If you saw Jumanji or Zathura, you know the drill. The source here is an illustrated children’s book by Milan Trenc rather than Chris Van Allsburg, but it’s been worked over in Robert McKee-besotted manner by the journeymen (Ben Garant and Thomas Lennon) who wrote Herbie Fully Loaded and The Pacifier, and the hack director (Shawn Levy) who gave you Cheaper By The Dozen and the Pink Panther remake.
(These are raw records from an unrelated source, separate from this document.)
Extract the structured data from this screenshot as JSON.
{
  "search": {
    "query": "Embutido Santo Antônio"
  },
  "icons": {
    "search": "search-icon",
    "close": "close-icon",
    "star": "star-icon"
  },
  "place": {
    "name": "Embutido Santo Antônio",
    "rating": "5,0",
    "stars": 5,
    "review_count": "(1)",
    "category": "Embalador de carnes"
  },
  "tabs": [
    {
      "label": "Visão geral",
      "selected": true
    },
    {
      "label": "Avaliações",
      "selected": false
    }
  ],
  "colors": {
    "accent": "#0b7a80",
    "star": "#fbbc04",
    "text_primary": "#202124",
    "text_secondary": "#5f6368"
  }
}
The kid-friendly anarchy of this ‘after hours’ story — rampaging dinosaur skeleton! Marauding Huns! Toy cowboys versus toy Romans! A naughty monkey! — is confined by a rigid three-act structure (the plot actually covers three nights at the museum) and the protagonist’s whiny character arc. Hands up who goes to a fantasy-adventure in order to see a foul-up dad learn to be a better person and be rewarded with the adoration of his formerly disappointed son or (for those unconvinced by the brat) a possible clinch with a stone fox museum guide (Carla Gugino). There’s a full reel of Ben Stiller playing loser kook while his ex-wife (Kim Raver) purses her lips and claims their son “can’t take another disappointment”, before a trio of twinkling seniors (Dick Van Dyke, Mickey Rooney, Bill Cobbs) hire him to start an overly complex plot which is never properly explained (it seems they have their reasons for wanting an inept idiot to take over the job).
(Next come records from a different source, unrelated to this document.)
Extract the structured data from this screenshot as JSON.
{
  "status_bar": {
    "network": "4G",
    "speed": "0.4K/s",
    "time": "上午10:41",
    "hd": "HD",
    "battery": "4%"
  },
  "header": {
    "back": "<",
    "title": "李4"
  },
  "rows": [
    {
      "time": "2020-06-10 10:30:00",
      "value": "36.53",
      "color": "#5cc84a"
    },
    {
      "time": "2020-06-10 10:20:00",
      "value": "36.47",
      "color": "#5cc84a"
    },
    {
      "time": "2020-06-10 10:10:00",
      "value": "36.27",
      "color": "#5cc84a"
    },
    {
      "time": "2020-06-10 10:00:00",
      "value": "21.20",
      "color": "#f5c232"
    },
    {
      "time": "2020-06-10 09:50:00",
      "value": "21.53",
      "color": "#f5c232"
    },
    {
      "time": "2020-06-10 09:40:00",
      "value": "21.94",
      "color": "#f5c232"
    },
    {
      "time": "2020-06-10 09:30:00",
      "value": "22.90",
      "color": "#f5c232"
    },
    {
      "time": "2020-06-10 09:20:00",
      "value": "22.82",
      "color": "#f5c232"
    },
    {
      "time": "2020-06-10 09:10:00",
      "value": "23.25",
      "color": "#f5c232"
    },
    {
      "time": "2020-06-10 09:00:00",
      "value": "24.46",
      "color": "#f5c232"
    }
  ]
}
When the exhibits come to life, it’s a lot less fun than it ought to be. It seems you can get enough of a CG dinosaur skeleton playing fetch, not to mention Robin Williams (hey, wasn’t he in Jumanji?) as an inspirational waxwork Teddy Roosevelt, a feud between miniature Wild West trail boss Owen Wilson and Roman centurion Steve Coogan (playing his second tiny animated plastic figure, after The Indian In The Cupboard) that involves the year’s most gratuitous Brokeback Mountain in-joke, Ricky Gervais striking out while the iron is hot as the stuffy museum director and the ‘hilarious’ sight of Stiller being piddled on by a murderous comedy monkey. In reality, the film spends most of its running time making you nostalgic for comparative classics like One Of Our Dinosaurs Is Missing or The Cat From Outer Space.
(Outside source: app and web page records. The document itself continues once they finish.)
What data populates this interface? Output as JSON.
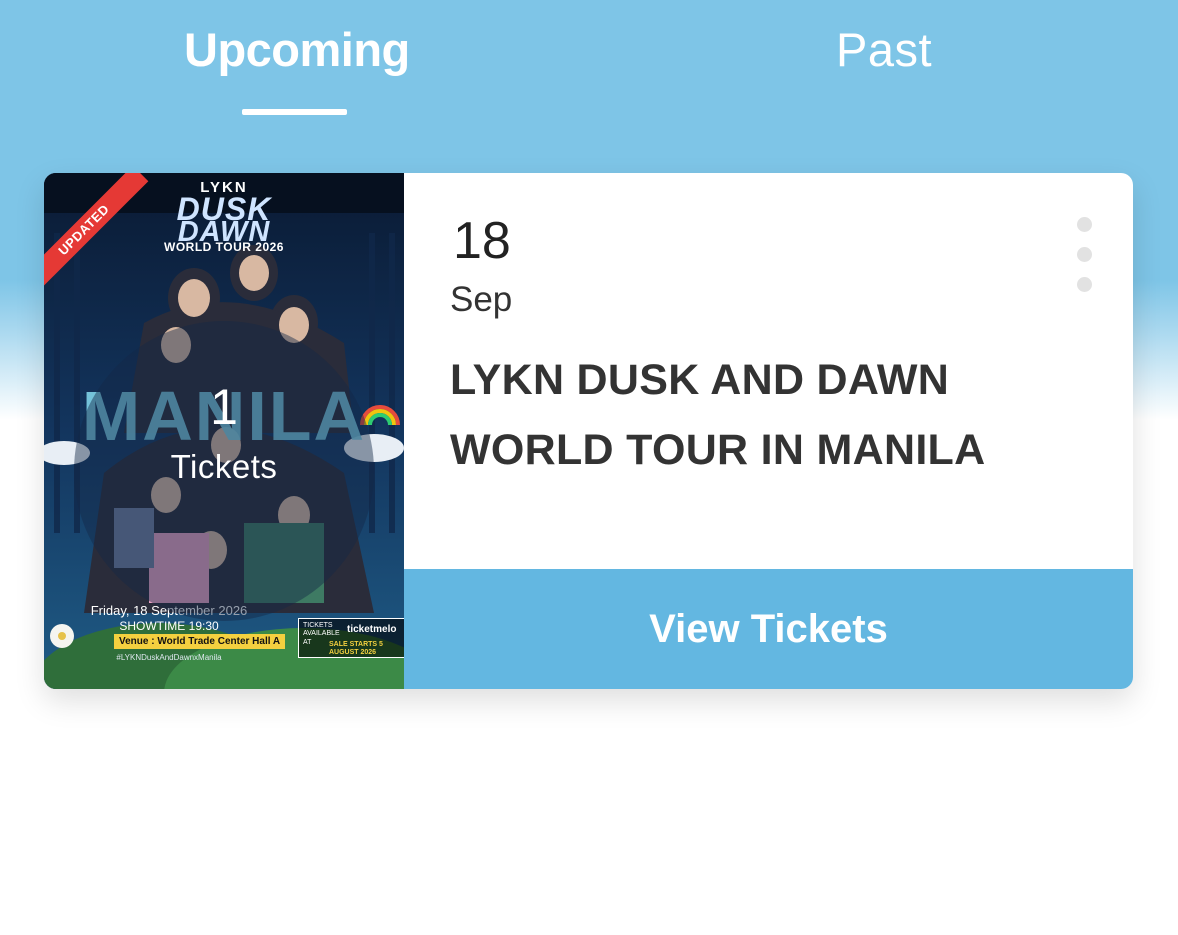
{
  "tabs": {
    "upcoming": "Upcoming",
    "past": "Past",
    "active": "upcoming"
  },
  "event": {
    "day": "18",
    "month": "Sep",
    "title": "LYKN DUSK AND DAWN WORLD TOUR IN MANILA",
    "ticket_count": "1",
    "ticket_label": "Tickets",
    "button_label": "View Tickets",
    "more_icon": "more-vertical-icon"
  },
  "poster": {
    "ribbon": "UPDATED",
    "brand": "LYKN",
    "dusk": "DUSK",
    "dawn": "DAWN",
    "tour": "WORLD TOUR 2026",
    "city": "MANILA",
    "date": "Friday, 18 September 2026",
    "showtime": "SHOWTIME 19:30",
    "venue": "Venue : World Trade Center Hall A",
    "hashtag": "#LYKNDuskAndDawnxManila",
    "tickets_available": "TICKETS AVAILABLE AT",
    "vendor": "ticketmelo",
    "sale": "SALE STARTS 5 AUGUST 2026"
  },
  "colors": {
    "header_bg": "#7ec5e7",
    "button_bg": "#63b7e1",
    "ribbon": "#e53935"
  }
}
The tagline is “everything comes to life” but this energetically charmless ‘family’ fantasy lies there dead on screen, occasionally twitching at a funny line.